EXERCISE DIRECTIONS → Word for word, reproduce all entries below, leaving every picture out.
________________
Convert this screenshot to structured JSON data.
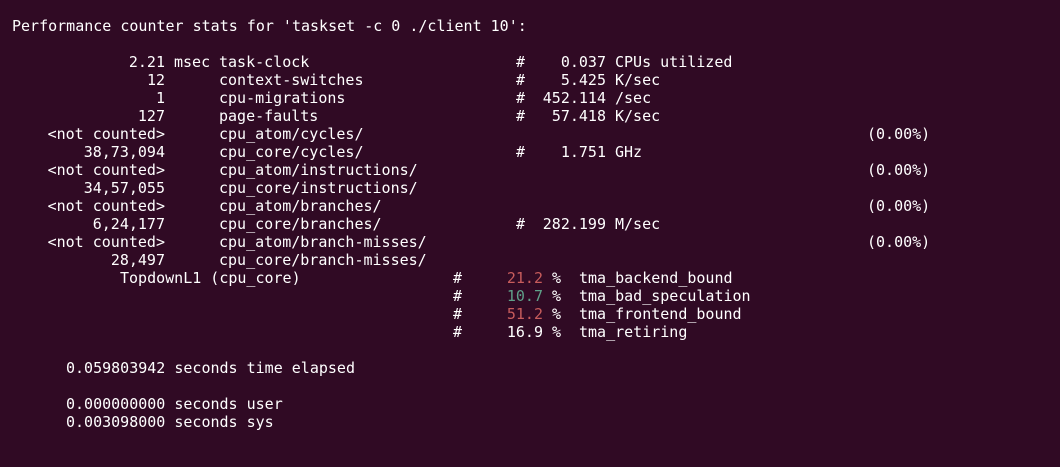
{
  "header": "Performance counter stats for 'taskset -c 0 ./client 10':",
  "colors": {
    "background": "#300a24",
    "text": "#ffffff",
    "red": "#c75c5c",
    "green": "#5fa089"
  },
  "stats": [
    {
      "value": "2.21",
      "unit": "msec",
      "event": "task-clock",
      "hash": "#",
      "metric_value": "0.037",
      "metric_unit": "CPUs utilized",
      "pct": ""
    },
    {
      "value": "12",
      "unit": "",
      "event": "context-switches",
      "hash": "#",
      "metric_value": "5.425",
      "metric_unit": "K/sec",
      "pct": ""
    },
    {
      "value": "1",
      "unit": "",
      "event": "cpu-migrations",
      "hash": "#",
      "metric_value": "452.114",
      "metric_unit": "/sec",
      "pct": ""
    },
    {
      "value": "127",
      "unit": "",
      "event": "page-faults",
      "hash": "#",
      "metric_value": "57.418",
      "metric_unit": "K/sec",
      "pct": ""
    },
    {
      "value": "<not counted>",
      "unit": "",
      "event": "cpu_atom/cycles/",
      "hash": "",
      "metric_value": "",
      "metric_unit": "",
      "pct": "(0.00%)"
    },
    {
      "value": "38,73,094",
      "unit": "",
      "event": "cpu_core/cycles/",
      "hash": "#",
      "metric_value": "1.751",
      "metric_unit": "GHz",
      "pct": ""
    },
    {
      "value": "<not counted>",
      "unit": "",
      "event": "cpu_atom/instructions/",
      "hash": "",
      "metric_value": "",
      "metric_unit": "",
      "pct": "(0.00%)"
    },
    {
      "value": "34,57,055",
      "unit": "",
      "event": "cpu_core/instructions/",
      "hash": "",
      "metric_value": "",
      "metric_unit": "",
      "pct": ""
    },
    {
      "value": "<not counted>",
      "unit": "",
      "event": "cpu_atom/branches/",
      "hash": "",
      "metric_value": "",
      "metric_unit": "",
      "pct": "(0.00%)"
    },
    {
      "value": "6,24,177",
      "unit": "",
      "event": "cpu_core/branches/",
      "hash": "#",
      "metric_value": "282.199",
      "metric_unit": "M/sec",
      "pct": ""
    },
    {
      "value": "<not counted>",
      "unit": "",
      "event": "cpu_atom/branch-misses/",
      "hash": "",
      "metric_value": "",
      "metric_unit": "",
      "pct": "(0.00%)"
    },
    {
      "value": "28,497",
      "unit": "",
      "event": "cpu_core/branch-misses/",
      "hash": "",
      "metric_value": "",
      "metric_unit": "",
      "pct": ""
    }
  ],
  "topdown": {
    "label": "TopdownL1 (cpu_core)",
    "rows": [
      {
        "hash": "#",
        "value": "21.2",
        "pct_sign": "%",
        "metric": "tma_backend_bound",
        "color": "red"
      },
      {
        "hash": "#",
        "value": "10.7",
        "pct_sign": "%",
        "metric": "tma_bad_speculation",
        "color": "green"
      },
      {
        "hash": "#",
        "value": "51.2",
        "pct_sign": "%",
        "metric": "tma_frontend_bound",
        "color": "red"
      },
      {
        "hash": "#",
        "value": "16.9",
        "pct_sign": "%",
        "metric": "tma_retiring",
        "color": ""
      }
    ]
  },
  "timing": {
    "elapsed": "0.059803942 seconds time elapsed",
    "user": "0.000000000 seconds user",
    "sys": "0.003098000 seconds sys"
  }
}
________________
ANSWER TO THIS TASK →
Convert this screenshot to structured JSON data.
{
  "header": "Performance counter stats for 'taskset -c 0 ./client 10':",
  "colors": {
    "background": "#300a24",
    "text": "#ffffff",
    "red": "#c75c5c",
    "green": "#5fa089"
  },
  "stats": [
    {
      "value": "2.21",
      "unit": "msec",
      "event": "task-clock",
      "hash": "#",
      "metric_value": "0.037",
      "metric_unit": "CPUs utilized",
      "pct": ""
    },
    {
      "value": "12",
      "unit": "",
      "event": "context-switches",
      "hash": "#",
      "metric_value": "5.425",
      "metric_unit": "K/sec",
      "pct": ""
    },
    {
      "value": "1",
      "unit": "",
      "event": "cpu-migrations",
      "hash": "#",
      "metric_value": "452.114",
      "metric_unit": "/sec",
      "pct": ""
    },
    {
      "value": "127",
      "unit": "",
      "event": "page-faults",
      "hash": "#",
      "metric_value": "57.418",
      "metric_unit": "K/sec",
      "pct": ""
    },
    {
      "value": "<not counted>",
      "unit": "",
      "event": "cpu_atom/cycles/",
      "hash": "",
      "metric_value": "",
      "metric_unit": "",
      "pct": "(0.00%)"
    },
    {
      "value": "38,73,094",
      "unit": "",
      "event": "cpu_core/cycles/",
      "hash": "#",
      "metric_value": "1.751",
      "metric_unit": "GHz",
      "pct": ""
    },
    {
      "value": "<not counted>",
      "unit": "",
      "event": "cpu_atom/instructions/",
      "hash": "",
      "metric_value": "",
      "metric_unit": "",
      "pct": "(0.00%)"
    },
    {
      "value": "34,57,055",
      "unit": "",
      "event": "cpu_core/instructions/",
      "hash": "",
      "metric_value": "",
      "metric_unit": "",
      "pct": ""
    },
    {
      "value": "<not counted>",
      "unit": "",
      "event": "cpu_atom/branches/",
      "hash": "",
      "metric_value": "",
      "metric_unit": "",
      "pct": "(0.00%)"
    },
    {
      "value": "6,24,177",
      "unit": "",
      "event": "cpu_core/branches/",
      "hash": "#",
      "metric_value": "282.199",
      "metric_unit": "M/sec",
      "pct": ""
    },
    {
      "value": "<not counted>",
      "unit": "",
      "event": "cpu_atom/branch-misses/",
      "hash": "",
      "metric_value": "",
      "metric_unit": "",
      "pct": "(0.00%)"
    },
    {
      "value": "28,497",
      "unit": "",
      "event": "cpu_core/branch-misses/",
      "hash": "",
      "metric_value": "",
      "metric_unit": "",
      "pct": ""
    }
  ],
  "topdown": {
    "label": "TopdownL1 (cpu_core)",
    "rows": [
      {
        "hash": "#",
        "value": "21.2",
        "pct_sign": "%",
        "metric": "tma_backend_bound",
        "color": "red"
      },
      {
        "hash": "#",
        "value": "10.7",
        "pct_sign": "%",
        "metric": "tma_bad_speculation",
        "color": "green"
      },
      {
        "hash": "#",
        "value": "51.2",
        "pct_sign": "%",
        "metric": "tma_frontend_bound",
        "color": "red"
      },
      {
        "hash": "#",
        "value": "16.9",
        "pct_sign": "%",
        "metric": "tma_retiring",
        "color": ""
      }
    ]
  },
  "timing": {
    "elapsed": "0.059803942 seconds time elapsed",
    "user": "0.000000000 seconds user",
    "sys": "0.003098000 seconds sys"
  }
}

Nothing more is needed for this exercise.